So much of Star Trek can be said to be "iconic". From the language used – "warp speed" and "beam me up, Scotty"– to the familiar triad of colorful costumes to the props – phasers and tricorders – there's much that has entered into our verbal and visual lexicon in the fifty years of Star Trek's existence. But at its core, Star Trek has always been about far more than pop-culture references. It still endures because of the stories told, the lessons learned. It told stories the likes of which had never before been seen on TV. Stories about life and death, love and loss, the nature of what it is to be human and so much more.
And delicately sandwiched into one of those stories was a history-making moment that seems quaint today, but it had repercussions across the country at the time. It was a moment so fraught with controversy that NBC feared that some stations might actually refused to air it. It was a whirlwind of angst that was brought about because of something that has happened tens of thousands of times throughout television history.
It was about a kiss. A kiss that all Star Trek fans know of but about which the public by and large knows nothing.
"After Dr. McCoy helps the leader of a planet populated by people with
powerful psionic abilities, they decide to force him to stay by
torturing his comrades until he submits."
The race that the crew encounters have adopted classical Greek culture, and named themselves Platonians in honor of the Greek philosopher Plato. This is why it's often called "the Greek episode" (not to be confused with "Who Mourns for Adonais?", another Greek story).
To put this into context, it was only one year before that the US Supreme Court deemed anti-miscegenation (interracial marriage) laws unconstitutional. The late 60's was a tumultuous time for race relations in the US, so NBC had every right to expect some turmoil. Luckily, little was manifested.
Because of the great provenance that is inherent to the original William Ware Theiss Collection, there is no doubt as to the originality of these pieces. But just to do due diligence, I compared the auction pieces to screen captures from the episode because one never knows
Most costumes are very hard to screen-match (i.e.: definitively identify a given piece as one seen on-screen) with any certainty because most costumes are usually mundane everyday items – dark suits and solid colored pieces that show little, if any, detail. But pieces like the "Plato's Stepchildren" costumes are exactly the opposite of plain. They feature a rich assortment of easy-to-see details that can easily be examined and compared and the auction pieces don't disappoint.
Whether it's the nature of the fabric's weave, the number of striped areas or the fine pattern seen in the sash and belt, everything matches wonderfully. The colors are still bright and vivid due to careful storage. The Spock piece nets the same result.
As with the Kirk, all the specific patterns and details match up. Prop Store has more great close-ups on the auction listing so I urge you to check those out as well. There's many other fantastic Star Trek pieces in the auction as well. You'll find the auction details including a downloadable PDF and the on-line catalog at Prop Store's Comisar Auction.

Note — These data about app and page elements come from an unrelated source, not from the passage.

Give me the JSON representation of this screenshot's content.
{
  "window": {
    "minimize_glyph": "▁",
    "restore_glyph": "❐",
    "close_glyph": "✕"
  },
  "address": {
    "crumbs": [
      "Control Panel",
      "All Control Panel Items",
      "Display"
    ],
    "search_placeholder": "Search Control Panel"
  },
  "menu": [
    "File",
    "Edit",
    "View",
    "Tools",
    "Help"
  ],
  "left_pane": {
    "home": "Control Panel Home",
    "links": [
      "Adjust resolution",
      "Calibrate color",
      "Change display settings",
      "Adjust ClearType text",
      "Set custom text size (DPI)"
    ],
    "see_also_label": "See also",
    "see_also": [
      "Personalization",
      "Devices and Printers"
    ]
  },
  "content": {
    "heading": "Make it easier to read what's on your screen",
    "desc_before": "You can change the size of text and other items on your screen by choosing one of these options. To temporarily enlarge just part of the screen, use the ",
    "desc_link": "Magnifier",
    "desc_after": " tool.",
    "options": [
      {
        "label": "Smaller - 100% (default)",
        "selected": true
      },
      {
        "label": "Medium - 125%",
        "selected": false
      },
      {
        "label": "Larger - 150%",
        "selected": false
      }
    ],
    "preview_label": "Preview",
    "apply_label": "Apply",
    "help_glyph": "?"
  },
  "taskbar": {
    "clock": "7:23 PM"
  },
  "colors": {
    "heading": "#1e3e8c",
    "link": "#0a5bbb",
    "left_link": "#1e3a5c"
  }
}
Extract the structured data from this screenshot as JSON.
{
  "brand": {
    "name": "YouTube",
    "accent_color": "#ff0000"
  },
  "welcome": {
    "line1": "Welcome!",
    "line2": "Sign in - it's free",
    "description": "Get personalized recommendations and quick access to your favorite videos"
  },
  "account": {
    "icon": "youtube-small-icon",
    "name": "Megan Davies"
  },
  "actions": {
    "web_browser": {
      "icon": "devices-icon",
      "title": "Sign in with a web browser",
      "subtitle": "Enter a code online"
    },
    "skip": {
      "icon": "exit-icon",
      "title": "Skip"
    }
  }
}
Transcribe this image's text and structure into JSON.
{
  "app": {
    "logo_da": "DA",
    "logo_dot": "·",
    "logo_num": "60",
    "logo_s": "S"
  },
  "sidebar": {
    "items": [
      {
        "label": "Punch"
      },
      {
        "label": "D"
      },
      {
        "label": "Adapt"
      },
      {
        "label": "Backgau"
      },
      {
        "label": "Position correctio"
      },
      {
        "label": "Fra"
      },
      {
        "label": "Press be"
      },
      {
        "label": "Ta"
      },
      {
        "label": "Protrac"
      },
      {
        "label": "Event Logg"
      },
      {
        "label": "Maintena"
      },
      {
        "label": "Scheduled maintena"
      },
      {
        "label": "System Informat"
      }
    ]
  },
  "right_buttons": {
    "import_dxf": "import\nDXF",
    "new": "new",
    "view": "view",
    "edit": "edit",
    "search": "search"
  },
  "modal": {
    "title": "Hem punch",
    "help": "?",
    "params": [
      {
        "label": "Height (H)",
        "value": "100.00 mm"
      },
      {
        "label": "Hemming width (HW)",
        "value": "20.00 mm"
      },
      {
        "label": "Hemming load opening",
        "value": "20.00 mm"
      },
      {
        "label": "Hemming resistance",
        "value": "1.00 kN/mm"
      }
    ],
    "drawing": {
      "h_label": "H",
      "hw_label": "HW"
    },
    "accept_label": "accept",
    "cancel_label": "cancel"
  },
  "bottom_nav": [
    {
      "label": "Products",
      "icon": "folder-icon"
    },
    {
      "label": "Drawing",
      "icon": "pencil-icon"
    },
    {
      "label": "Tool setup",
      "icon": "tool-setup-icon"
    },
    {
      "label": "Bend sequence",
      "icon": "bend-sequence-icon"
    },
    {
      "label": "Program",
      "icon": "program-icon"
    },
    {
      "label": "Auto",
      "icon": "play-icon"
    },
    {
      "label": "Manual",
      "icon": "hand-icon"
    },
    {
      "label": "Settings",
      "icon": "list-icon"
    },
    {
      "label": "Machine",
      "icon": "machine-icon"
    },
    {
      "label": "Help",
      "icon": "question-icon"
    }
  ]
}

Any piece worn by Kirk or Spock always brings great attention and these are no exception. Add in the historical aspect and these become even more special. If you've always wanted a piece of Star Trek history, there's no better opportunity than now! Bidding is now open with the live auction taking place on December 1 at 10:00 am PST.
Best of luck!